He’s referring to the fact behind a break in at Turing’s home, but that remark turns out to be the biggest understatement not only of this movie, but perhaps of any movie this year.
Benedict Cumberbatch is Turing, a Cambridge mathematician who volunteers to help break the German’s most devastating weapon of war, the Enigma machine. “I like puzzles,” he says, “and the enigma is the most difficult puzzle in the world.” Called “the crooked hand of death itself,” it was a coding machine, thought to be unbreakable, that conveyed messages about every attack, every bombing run and every U-boat attack. The English tried for years to find the secret if the machine, but it wasn’t until Turing and his team—Matthew Goode, Rory Kinnear, Allen Leech and Keira Knightley—built a computer capable of decoding the Enigma’s missives that the war turned in favor of the good guys.
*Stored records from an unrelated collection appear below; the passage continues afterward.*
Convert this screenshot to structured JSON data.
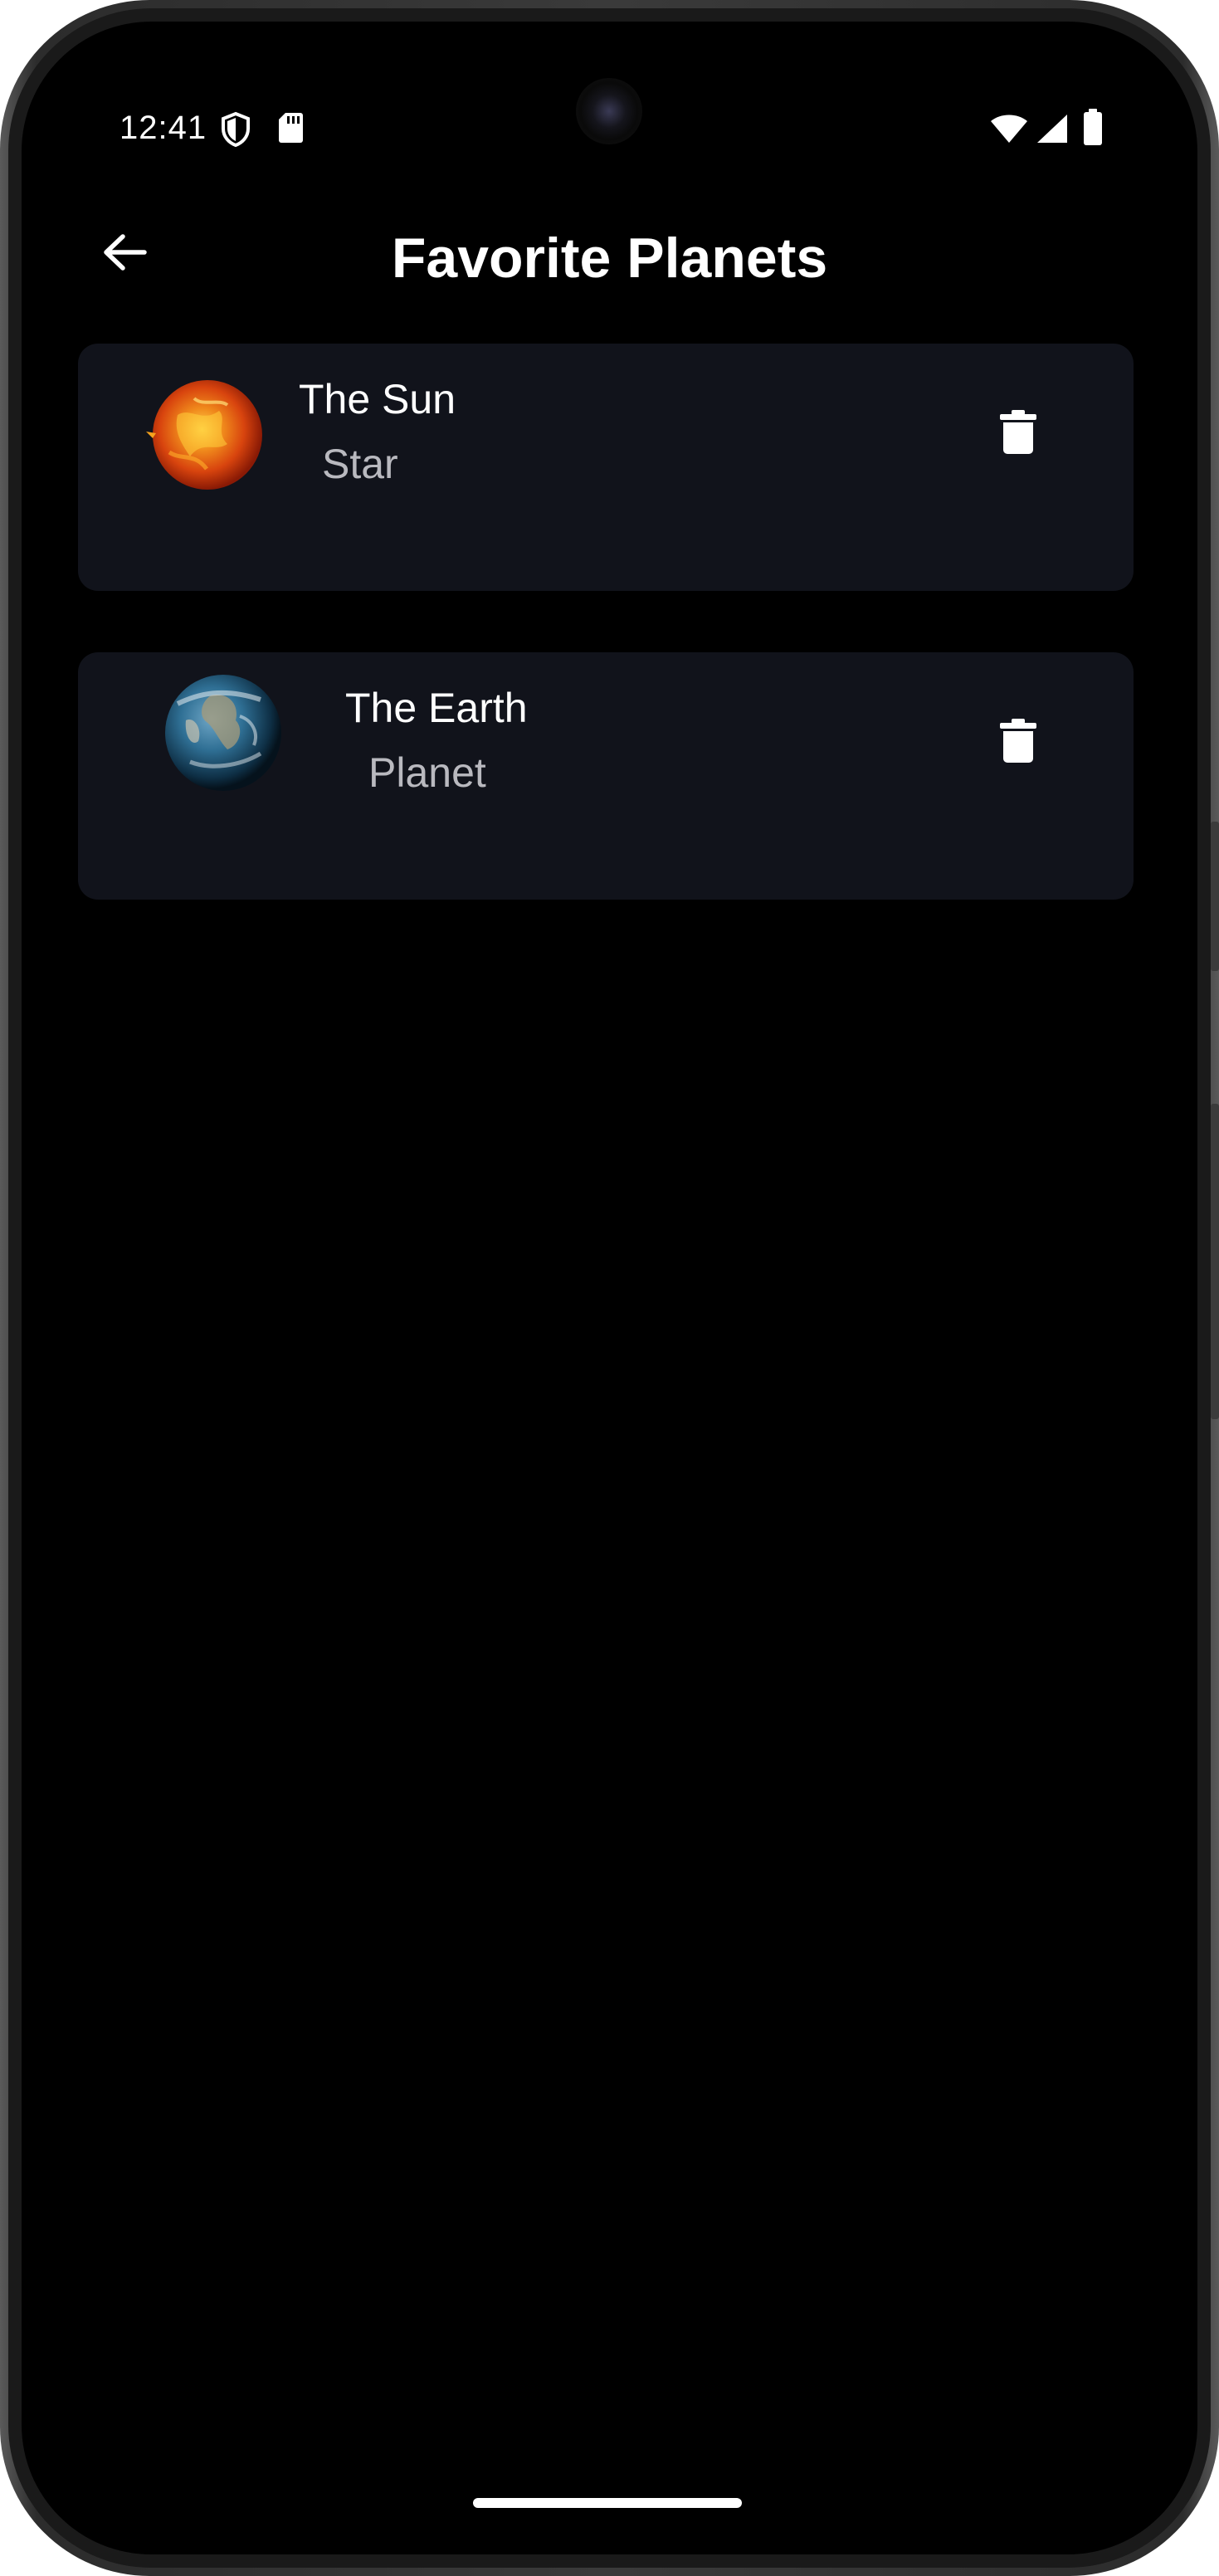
{
  "status_bar": {
    "time": "12:41",
    "left_icons": [
      "shield-icon",
      "sd-card-icon"
    ],
    "right_icons": [
      "wifi-icon",
      "signal-icon",
      "battery-icon"
    ]
  },
  "app_bar": {
    "title": "Favorite Planets",
    "back_icon": "arrow-left-icon"
  },
  "favorites": [
    {
      "name": "The Sun",
      "type": "Star",
      "image": "sun-image",
      "action_icon": "trash-icon"
    },
    {
      "name": "The Earth",
      "type": "Planet",
      "image": "earth-image",
      "action_icon": "trash-icon"
    }
  ],
  "colors": {
    "background": "#000000",
    "card": "#11131b",
    "title_text": "#ffffff",
    "subtitle_text": "#b9b9bf"
  }
}
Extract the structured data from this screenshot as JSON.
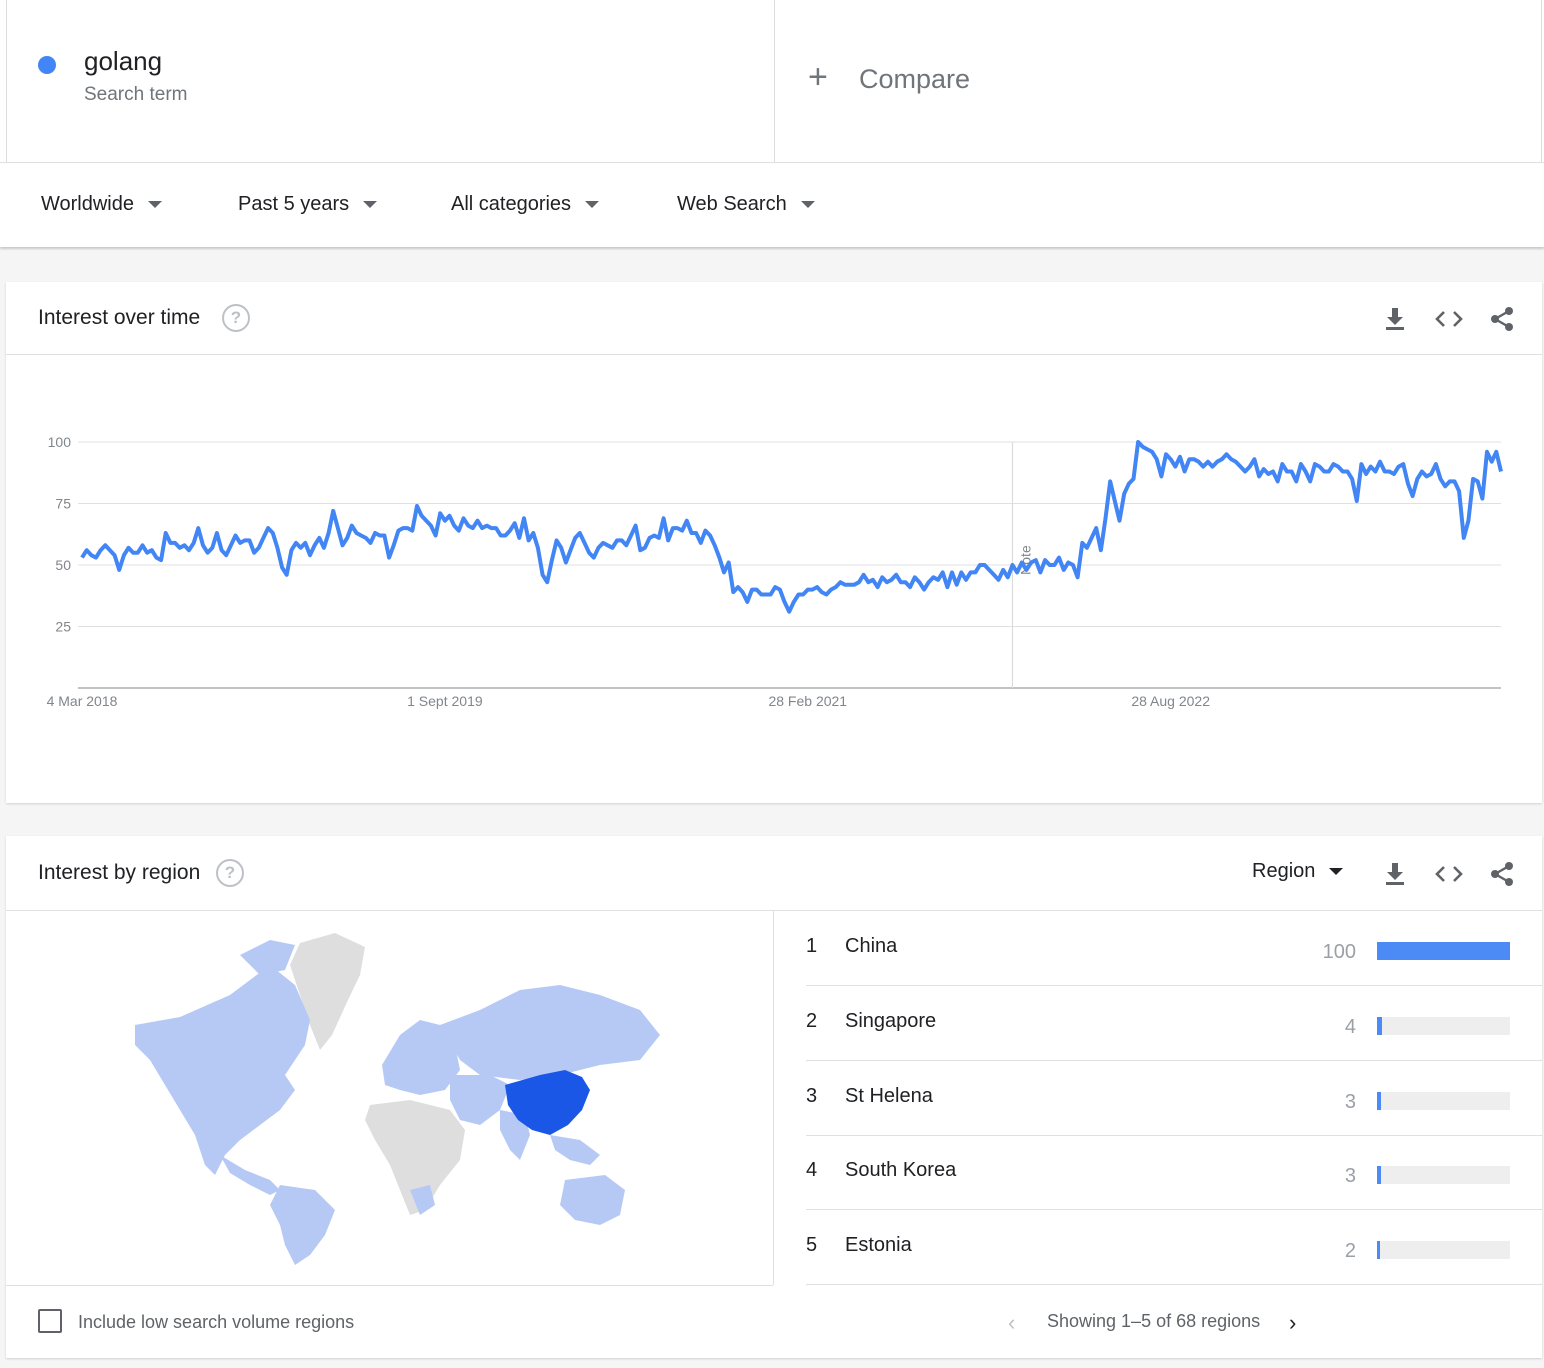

It was a top-secret operation, classified for more than fifty years, but that wasn’t Turing’s only secret. Gay at a time when homosexuality was illegal, punishable by jail or chemical castration, he was forced to live a world of secrets, both personal and professional.
“The Imitation Game” is a story of defeat in triumph. Turing’s work marked a turning point in the war but the veil of secrecy denied him the acclaim that should accompanied his good work.
Cumberbatch seems to be making a career of playing misunderstood geniuses–WikiLeaks founder Julian Assange, Sherlock Holmes–and really embodies the quirks and quandaries of this man who seems ill equipped to deal with life outside of a math textbook. In a moment of anger Teresa (Knightley) calls him a “fragile narcissist” but the truth, as Cumberbatch plays it is more complex. He’s not fragile in the least. Throughout his life he makes difficult decisions, at boarding school, in relationships and later when he discovers the secret to Enigma but has to make the decision to allow a British convoy die rather than use information that would tip the Germans off that their machine had been compromised. Fragile he was not. A narcissist, perhaps, but at least he seems aware of it. “Mother says I can be off putting sometimes,” he says, “because I am the best mathematician in the world.”
Either way, as another character says, “I’ll give you a quid if you can find a more insufferable sod.”
That may be so, but in Cumberbatch’s hands he’s a fascinating character.
Supporting cast and period production values are top notch, but it’s Cumberbatch who excels, peeling back the layers of Turing’s enigmatic life.